You can’t always blame the takeout you had on your tummy ache. The truth is,” many cases of food poisoning probably come from carelessness in your own home.” Follow these common-sense rules and you’ll significantly decrease your chances of getting food poisoning.
· Wash your hands before preparing food to avoid passing on bacteria such as staphylococcus (commonly found on the skin and in the throat) or shigella (passed from fecal matter). Wash again after handling raw meat and eggs.
· Don’t eat raw protein food like fish, fowl, meat, milk, or eggs. Avoid sushi, oysters on the half shell, Caesar salad made with raw eggs, and unpasteurized eggnog. Don’t use cracked eggs. Raw food can harbor bacteria.
· Heat or chill raw food. Bacteria can’t multiply above 150° or below 40°F.
· Cook meat until the pink disappears, poultry until there are no red joints, and fish until it flakes. Complete cooking is the only way to ensure that all potentially harmful bacteria have been killed.
· Use a meat thermometer, especially when microwaving large meat and fowl. This also ensures that they are cooked thoroughly.
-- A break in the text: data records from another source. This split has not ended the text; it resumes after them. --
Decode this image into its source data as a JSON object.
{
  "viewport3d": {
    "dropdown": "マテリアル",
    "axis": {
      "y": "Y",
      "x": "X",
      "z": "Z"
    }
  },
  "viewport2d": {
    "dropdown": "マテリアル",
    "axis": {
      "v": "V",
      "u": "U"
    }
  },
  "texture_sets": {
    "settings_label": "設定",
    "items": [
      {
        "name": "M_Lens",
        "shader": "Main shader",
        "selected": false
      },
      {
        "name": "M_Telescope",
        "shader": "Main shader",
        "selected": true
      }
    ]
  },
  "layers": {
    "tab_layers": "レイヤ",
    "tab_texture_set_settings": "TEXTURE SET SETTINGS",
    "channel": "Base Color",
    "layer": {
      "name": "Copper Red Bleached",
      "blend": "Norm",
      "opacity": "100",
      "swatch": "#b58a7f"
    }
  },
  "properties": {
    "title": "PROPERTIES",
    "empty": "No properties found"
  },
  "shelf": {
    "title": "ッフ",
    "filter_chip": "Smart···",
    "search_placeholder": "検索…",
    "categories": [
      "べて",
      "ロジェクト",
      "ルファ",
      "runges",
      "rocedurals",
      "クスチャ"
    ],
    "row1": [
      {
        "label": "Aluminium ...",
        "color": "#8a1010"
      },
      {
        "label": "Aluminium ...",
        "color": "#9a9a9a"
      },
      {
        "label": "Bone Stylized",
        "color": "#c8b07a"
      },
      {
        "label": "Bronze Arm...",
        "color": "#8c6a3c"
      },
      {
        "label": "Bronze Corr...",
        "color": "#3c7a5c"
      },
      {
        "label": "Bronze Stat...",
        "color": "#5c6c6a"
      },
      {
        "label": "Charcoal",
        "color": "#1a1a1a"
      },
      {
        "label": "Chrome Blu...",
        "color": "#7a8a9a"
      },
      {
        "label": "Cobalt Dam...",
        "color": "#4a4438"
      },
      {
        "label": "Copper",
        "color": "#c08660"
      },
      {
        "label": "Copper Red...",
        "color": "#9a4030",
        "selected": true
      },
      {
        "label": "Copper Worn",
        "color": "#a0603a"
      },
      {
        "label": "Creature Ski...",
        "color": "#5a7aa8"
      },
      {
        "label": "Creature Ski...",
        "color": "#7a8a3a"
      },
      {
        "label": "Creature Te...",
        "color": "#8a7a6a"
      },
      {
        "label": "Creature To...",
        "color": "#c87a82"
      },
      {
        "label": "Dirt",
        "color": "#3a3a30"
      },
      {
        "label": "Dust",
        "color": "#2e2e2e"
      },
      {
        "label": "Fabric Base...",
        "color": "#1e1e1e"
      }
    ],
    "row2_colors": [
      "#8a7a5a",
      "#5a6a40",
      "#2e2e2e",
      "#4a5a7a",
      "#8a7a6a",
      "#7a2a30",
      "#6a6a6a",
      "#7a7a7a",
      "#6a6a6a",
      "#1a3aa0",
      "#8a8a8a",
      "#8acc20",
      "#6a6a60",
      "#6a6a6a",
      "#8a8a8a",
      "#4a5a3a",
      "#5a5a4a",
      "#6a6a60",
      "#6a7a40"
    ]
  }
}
· Don’t taste test the raw pork sausage stew, the fish chowder, or even the cookie batter before it’s done.
· Don’t let raw meat juice drip onto other food. It can taint otherwise harmless food.
· Use a separate chopping board and utensils when handling raw meat and sanitize them with soapy water or bleach after use. It’ll help prevent cross contamination.
· Scrub can openers and countertops and always clean out crevices. It will prevent bacteria from hiding there.
· Replace sponges often and use paper towels to wipe off counters.
· Don’t leave food at room temperature for more than two hours, and avoid eating anything that you suspect may have been unrefrigerated for that long. Bacteria thrive in warm protein food made with meat or eggs, cream-filled pastries, dips, potato salad, and so forth.
· Thaw meat in the refrigerator. Bacteria can multiply on food surfaces while the center is still frozen.
· Immediately refrigerate leftovers, even if they are still hot. Cool down large stews by refrigerating in smaller portions. · Never pick and eat wild mushrooms. Some carry toxins that attach the nervous system and can be deadly. Picking wild mushrooms should be left for the experts.
· Never taste home-canned food before boiling for 20 minutes. If not properly canned, food contains bacteria that can produce a dangerous toxin.
· Don’t taste any food that doesn’t smell or look right. Avoid cracked jars or swollen, dented cans or lids, clear liquids that have turned milky, or cans and jars that spurt or have an “off” odor when opened. They could contain dangerous bacteria. Make sure you discard them carefully so that household pets cannot come in contact with them.